### Activity
The answer must consist of every line below that contains the word "post".

### Study material
=== Section Start ===
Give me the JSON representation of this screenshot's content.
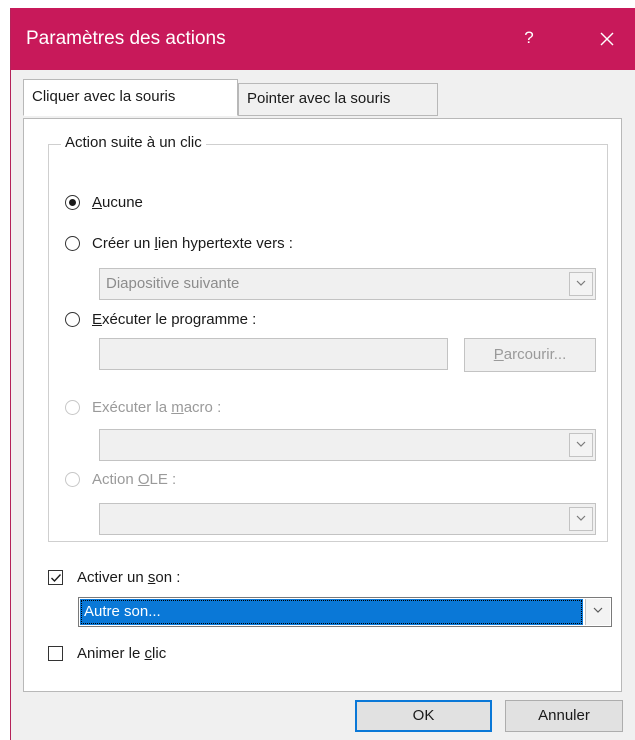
{
  "window": {
    "title": "Paramètres des actions",
    "help_label": "?",
    "accent_color": "#c8195a",
    "selection_color": "#0a78d7"
  },
  "tabs": [
    {
      "label": "Cliquer avec la souris",
      "active": true
    },
    {
      "label": "Pointer avec la souris",
      "active": false
    }
  ],
  "action_group": {
    "legend": "Action suite à un clic",
    "options": [
      {
        "pre": "",
        "key": "A",
        "post": "ucune",
        "checked": true,
        "enabled": true
      },
      {
        "pre": "Créer un ",
        "key": "l",
        "post": "ien hypertexte vers :",
        "checked": false,
        "enabled": true
      },
      {
        "pre": "",
        "key": "E",
        "post": "xécuter le programme :",
        "checked": false,
        "enabled": true
      },
      {
        "pre": "Exécuter la ",
        "key": "m",
        "post": "acro :",
        "checked": false,
        "enabled": false
      },
      {
        "pre": "Action ",
        "key": "O",
        "post": "LE :",
        "checked": false,
        "enabled": false
      }
    ],
    "hyperlink_value": "Diapositive suivante",
    "program_value": "",
    "browse": {
      "key": "P",
      "rest": "arcourir..."
    },
    "macro_value": "",
    "ole_value": ""
  },
  "sound": {
    "checkbox": {
      "pre": "Activer un ",
      "key": "s",
      "post": "on :",
      "checked": true
    },
    "selected_value": "Autre son..."
  },
  "animate": {
    "pre": "Animer le ",
    "key": "c",
    "post": "lic",
    "checked": false
  },
  "buttons": {
    "ok": "OK",
    "cancel": "Annuler"
  },
  "icons": [
    "close-icon",
    "chevron-down-icon",
    "checkmark-icon"
  ]
}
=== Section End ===
### Exercise answer
        "post": "ucune",
        "post": "ien hypertexte vers :",
        "post": "xécuter le programme :",
        "post": "acro :",
        "post": "LE :",
      "post": "on :",
    "post": "lic",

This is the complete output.